Cuba is, and has been, a special case – A geopolitical pariah that, for the past half century, has attracted an incredibly disproportionate amount of international focus relative to its size. Placed by revolutionaries and ideologies at the center of the Cold War, Cuba now finds itself riding yet another crest of socialist resurgence in Latin America just at the moment when a captive domestic and international public had been expecting radical change. Its charismatic leader looks on the decline, and its future, however uncertain, will bring with it dramatic alteration to what has remained a land frozen in a pre-revolutionary time capsule, impervious to the tremendous technological, cultural, and political forces pounding against its shores.

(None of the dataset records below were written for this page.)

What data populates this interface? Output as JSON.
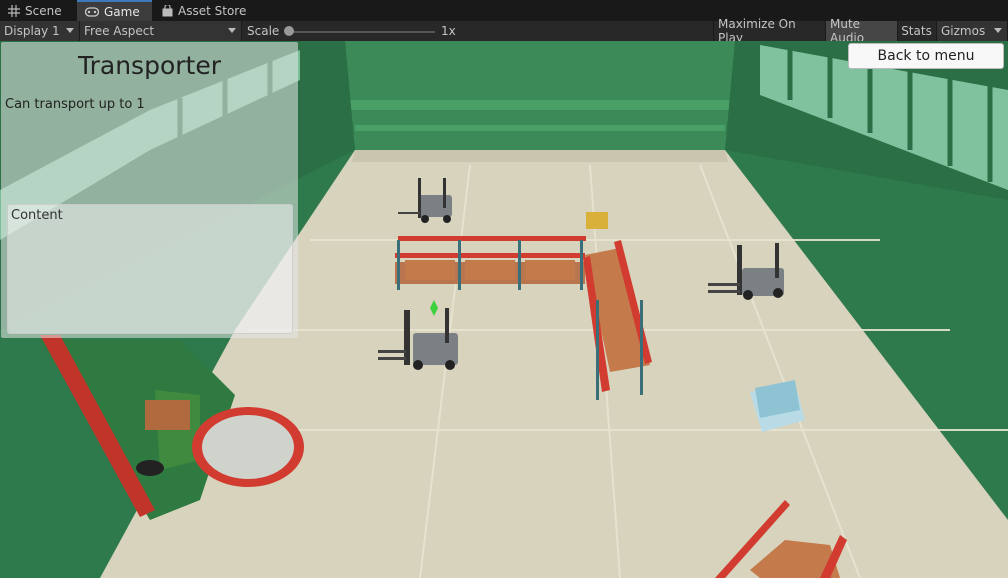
{
  "tabs": [
    {
      "label": "Scene",
      "icon": "grid-icon"
    },
    {
      "label": "Game",
      "icon": "gamepad-icon"
    },
    {
      "label": "Asset Store",
      "icon": "shopping-bag-icon"
    }
  ],
  "toolbar": {
    "display": "Display 1",
    "aspect": "Free Aspect",
    "scale_label": "Scale",
    "scale_value": "1x",
    "maximize": "Maximize On Play",
    "mute": "Mute Audio",
    "stats": "Stats",
    "gizmos": "Gizmos"
  },
  "panel": {
    "title": "Transporter",
    "description": "Can transport up to 1",
    "content_label": "Content"
  },
  "back_button": "Back to menu",
  "colors": {
    "accent": "#3a79bb",
    "floor": "#d7d3bd",
    "wall": "#2f7d4f",
    "shelf_red": "#d23b2f"
  }
}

Cataloging the time warp that is modern day Cuba, in what might be its last throws, is a delicate and emotionally charged task. Marlon Krieger’s visions offer a last glimpse into the unspoiled revolution of Fidel Castro and Che Guevara. “Island in the Stream” explores an island forbidden to an American public held so captive by its political machinations for so many years. Read Less
Published:
                       Over the past three years I have been traveling to Cuba in discord with the United States embargo, documenting an island in the stream of politics, ideologies and imaginations. I have tried to capture the people, the lifestyle and the essence of the street, which leave me with two conflicting spirits. Although Cuba is a country of immense beauty and passion, cultured and proud, it resonates with under tones of a gentle sadness that I cannot overlook. The people of Cuba have been left stranded by the United States’ damaging and antiquated foreign policy and by their own government, which has been forced to barricade itself within its own convictions festering upon its once altruistic ideology. The government's oppressive practices and lack of respect for human rights have caused physical and mental isolation for generations. The Cuban people have been left to survive by their culture, living an unembellished lifestyle and escaping only through their pride in Cuba as a people and its music, dance and art.
Now with Cuba rounding the cusp of a new era on politics and relations with the United States, it will become ever more evident that the spirit of the Cuban people will not be held captive. This is my story of Cuba: